Does this mean j’ai parlé with the best of them? Let me put it this way. It’s amazing how fluent one can be in a language of 1,000 words. It turns out that just getting one’s point across, no matter how clumsy, can be a victory in and of itself. In fact, it can even be fun. Lowering the bar allows you to leap over it.
Which brings me to this blog. During this past year, I wrote a post based on every book I read. The idea, as you’ve figured out by now, was to use the books as launching points for pithy little essays, rather than to write reviews (there are plenty of those out there).

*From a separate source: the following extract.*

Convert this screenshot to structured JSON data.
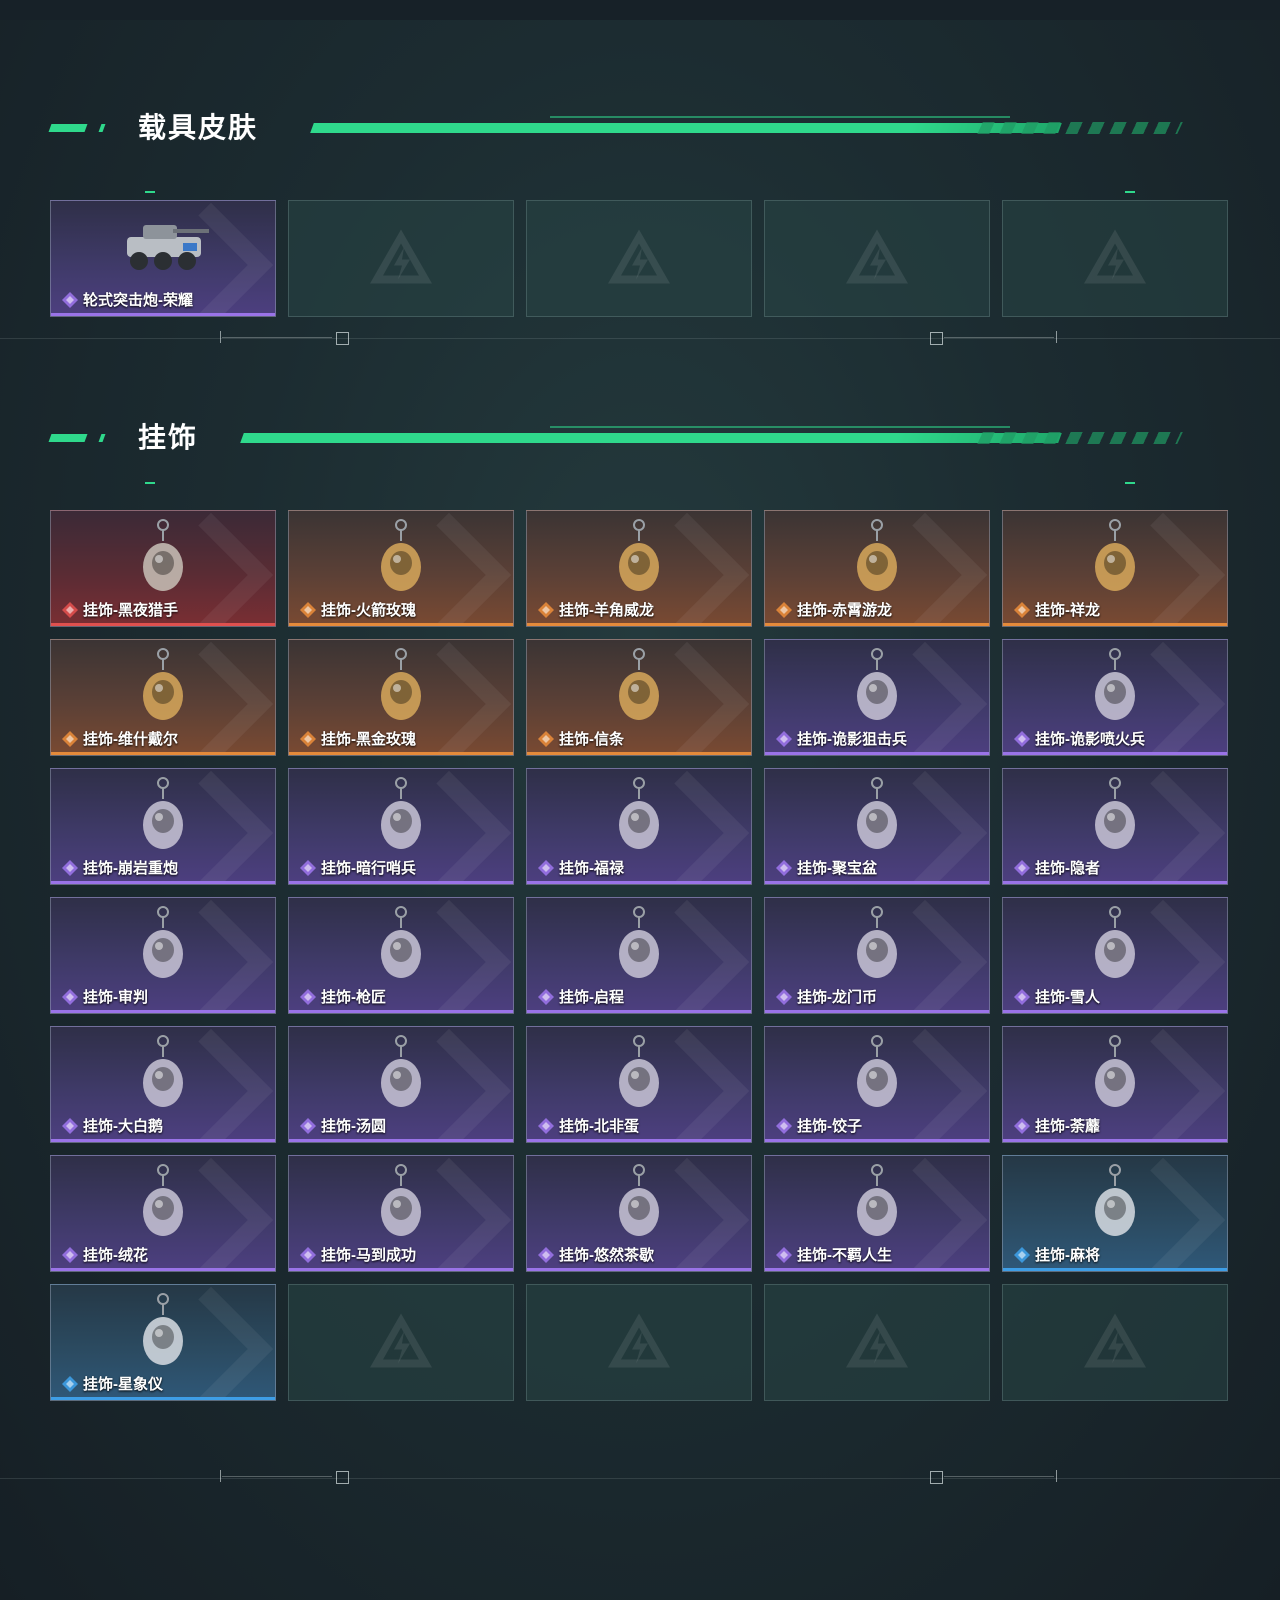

This year there are new demands on the work and personal fronts—all good, but demanding nonetheless—so that both my time and mental energy are more occupied now.
So I’m going to lower the bar. I’m going to write in a language of 1,000 words, rather than 100,000. I’m going to post when I can but not freak out when I can’t. (The compulsive rule-follower in me has trouble changing rules, even when they’re self-imposed.) Hopefully the things I read will be inspiring enough that writing about them will be effortless, but I’m making no promises. I know, dear reader, at this point you’re shaking your fist at the screen and screaming out “WHY???” with a sense of bottomless grief. It’ll be a loss, I understand, but try to carry on as best you can during my absences. I’ll be back before you know it. I do, eventually, return.
Fold VERTICALLY so you can see
everything in the drawer …
light to dark colors for good feng shui!
These were the books that rose to the top for me last year, meaning I was still thinking about them for some time after I’d finished reading them.
by Chimamanda Ngozi Adichie
Life After Life
by Kate Atkinson
Plastic Free: How I Kicked the Plastic Habit & You Can Too
by Beth Terry
by Meg Wolitzer
by Seth Rosenfeld
Colorless Tsukuru Tazaki and His Years of Pilgrimage
by Haruki Murakami
We Are Not Ourselves
by Matthew Thomas
All The Light We Cannot See
by Anthony Doerr